Sowing Directly in the Garden
Sow seeds in the garden when the soil has warmed up to about 15 degrees Celsius. Sow the seeds about 1/2 inch deep in good garden soil; if you cover the seeds with less soil, they may float to the surface after a heavy rain. Basil germinates readily, therefore you do not need to sow thickly. You can sow the seeds in rows or in groups; drop two to three seeds in each hole for the latter. Keep the seedbed moist until germination occurs. When the seedlings have at least two pairs of true leaves and are 2 to 3 inches tall, thin them to stand 10 to 30 inches apart, depending on the species or cultivar. Begin pinching out the growing tips for compact growth when the seedlings are 3 to 4 inches tall.

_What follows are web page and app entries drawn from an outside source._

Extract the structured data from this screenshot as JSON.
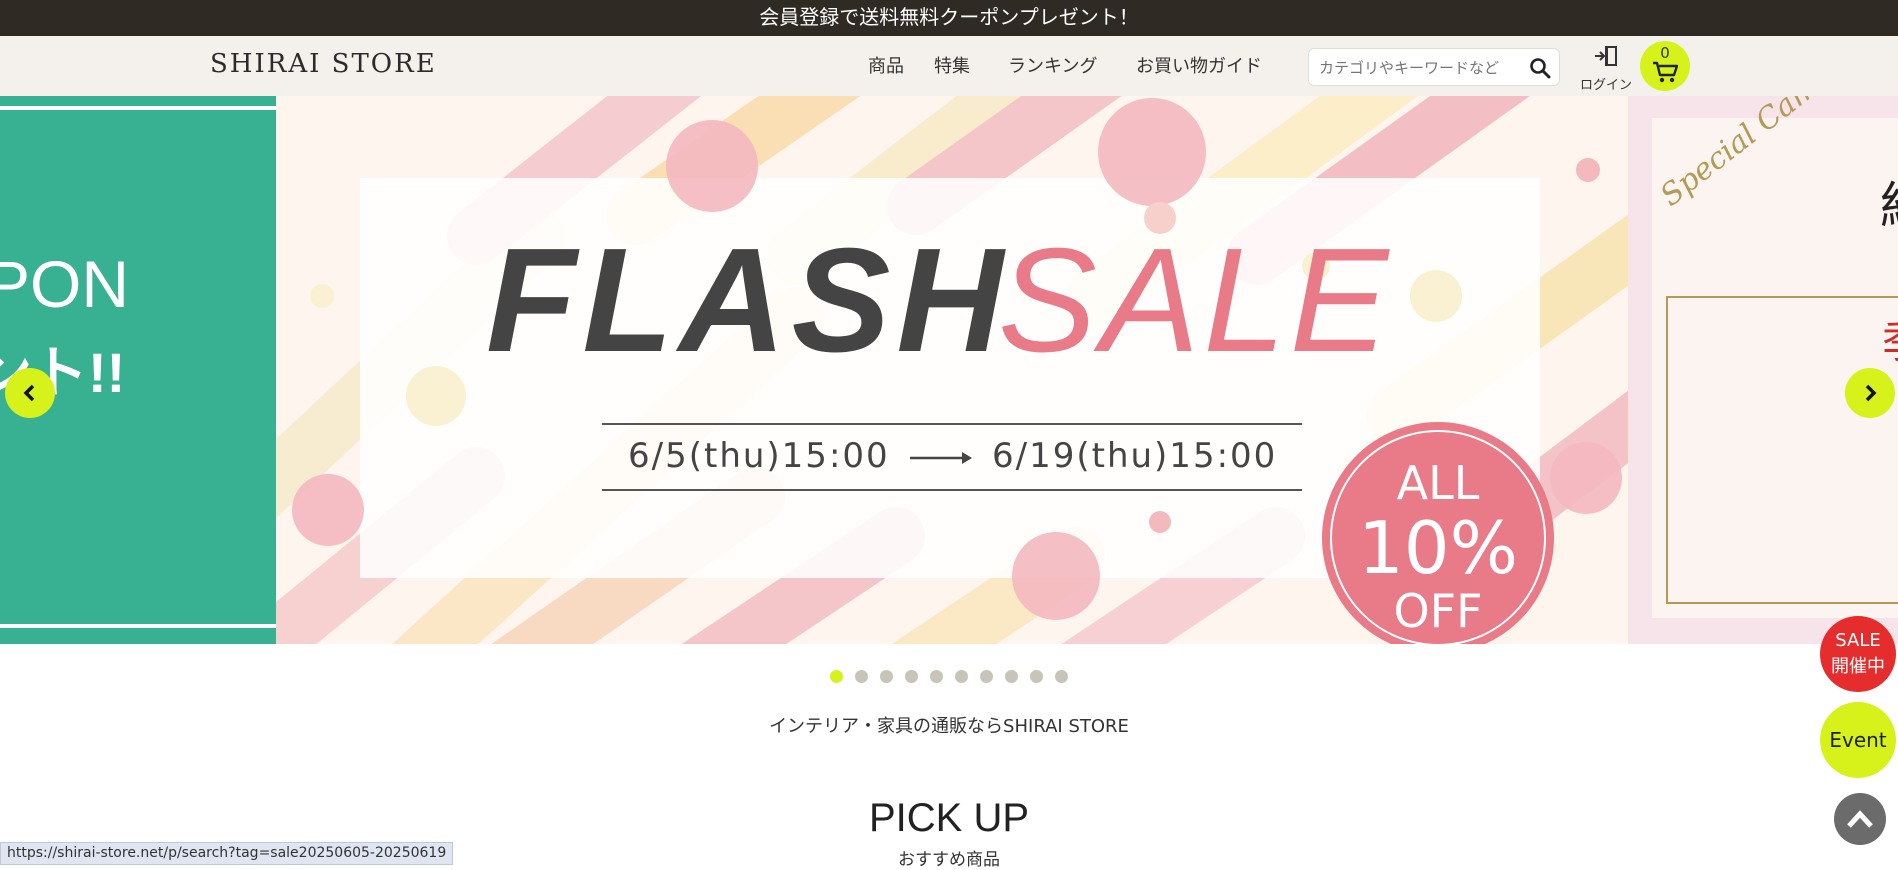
{
  "announcement": "会員登録で送料無料クーポンプレゼント！",
  "header": {
    "logo": "SHIRAI STORE",
    "nav": [
      "商品",
      "特集",
      "ランキング",
      "お買い物ガイド"
    ],
    "search": {
      "placeholder": "カテゴリやキーワードなど",
      "icon": "search-icon"
    },
    "login_label": "ログイン",
    "cart_count": "0"
  },
  "carousel": {
    "prev_slide": {
      "line1": "PON",
      "line2": "ント!!"
    },
    "main_slide": {
      "title_word1": "FLASH",
      "title_word2": "SALE",
      "date_start": "6/5(thu)15:00",
      "date_end": "6/19(thu)15:00",
      "badge_line1": "ALL",
      "badge_line2": "10%",
      "badge_line3": "OFF"
    },
    "next_slide": {
      "script": "Special Campaign",
      "kanji1": "紹",
      "kanji2": "季"
    },
    "dots_total": 10,
    "active_dot": 0
  },
  "tagline": "インテリア・家具の通販ならSHIRAI STORE",
  "pickup": {
    "title": "PICK UP",
    "subtitle": "おすすめ商品"
  },
  "floating": {
    "sale_line1": "SALE",
    "sale_line2": "開催中",
    "event": "Event"
  },
  "status_url": "https://shirai-store.net/p/search?tag=sale20250605-20250619",
  "colors": {
    "accent": "#d6f21a",
    "topbar": "#2f2a24",
    "sale": "#e52d2d",
    "teal": "#38b092",
    "pink": "#e97a88"
  }
}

To have an uninterrupted supply of fresh basil, most gardeners sow basil seed several times during the growing season.

Basil from Transplants
Basil is so popular that you can readily purchase plants at garden centers or nurseries in addition to growing it from seed. The plants may be sold in individual pots, six-packs or flats. Look for young, compact plants. Avoid tall, leggy plants—even though you can correct their growth habit somewhat by cutting them back after you have planted them at home. The leaves of sweet basil should be a clear deep green; spots on the leaves may indicate they have been exposed to the cold. Pass up plants that have obvious pests, such as aphids, on stems or leaves. If you can’t plant the herbs the day you bring them home, set them in a protected area away from the drying effects of direct sun and wind until you can put them in the ground or in containers.

Out In The Garden
Select a Site. Basil grows best in a location that receives full sun—at least six hours (or more) of direct sun daily. With less sun, the plants have a tendency to get “leggy.” Plants in containers require the same exposure. Prepare the Soil. Although herbs are not very fussy, they do need a light, fertile soil with good drainage. Amend what you have by digging in about a 2-inch layer of peat moss and compost before planting. This is particularly important if your soil is mostly clay.

Transplant
Choose a cloudy, calm day or late afternoon to transplant basil to give them a chance to settle in before they have to contend with the drying effects of sun and wind. It is very important to plant at the right time, which means not too early in the season. The slightest cold will set them back. Set the plants in the ground at the same depth they were growing in the pots. If you bought six-packs or flats of basil plants, water them first; then carefully lift each plant out of its cell or separate them from each other in the flat, keeping as much soil around the roots as possible to minimize moisture loss. Space plants 10-12 inches apart; dwarf basils, 8-10 inches apart; larger basils, such as ‘Sweet Dani’, up to 20 inches apart. Water the plants immediately after setting them in the ground.

Compaion Plants
To help grow the best basil try growing with these companion plants - Tomatoes, Peppers, Oregano and asparagus. Petunias are also helpful in repelling thrips, flies and mosquitoes. Sage is known to be an incompatible plant with basil. 

Garden Uses
Basil is as ornamental as it is edible. Put it in a traditional herb garden, in the vegetable plot in the center of a bed of red and green-leaf lettuces or edging a bed of tomatoes. Use both the green- and purple-leaved varieties in borders; the latter are especially beautiful with perennials such as coral bells (Heuchera ‘Palace Purple’), Sedum ‘Vera Jameson’, fountain grass (Pennisetum), dusty miller, and blue Salvia farinacea. Both combine well with annuals, such as dwarf or medium-height snapdragons, nicotiana, French marigolds, and petunias. With its natural round shape, the dwarf basil ‘Spicy Globe’ makes a wonderful edging for any type of garden: perennial, rose, or herb. Try the old-fashioned technique of keeping flies away by planting basil around a patio or in containers on a deck.

Post a comment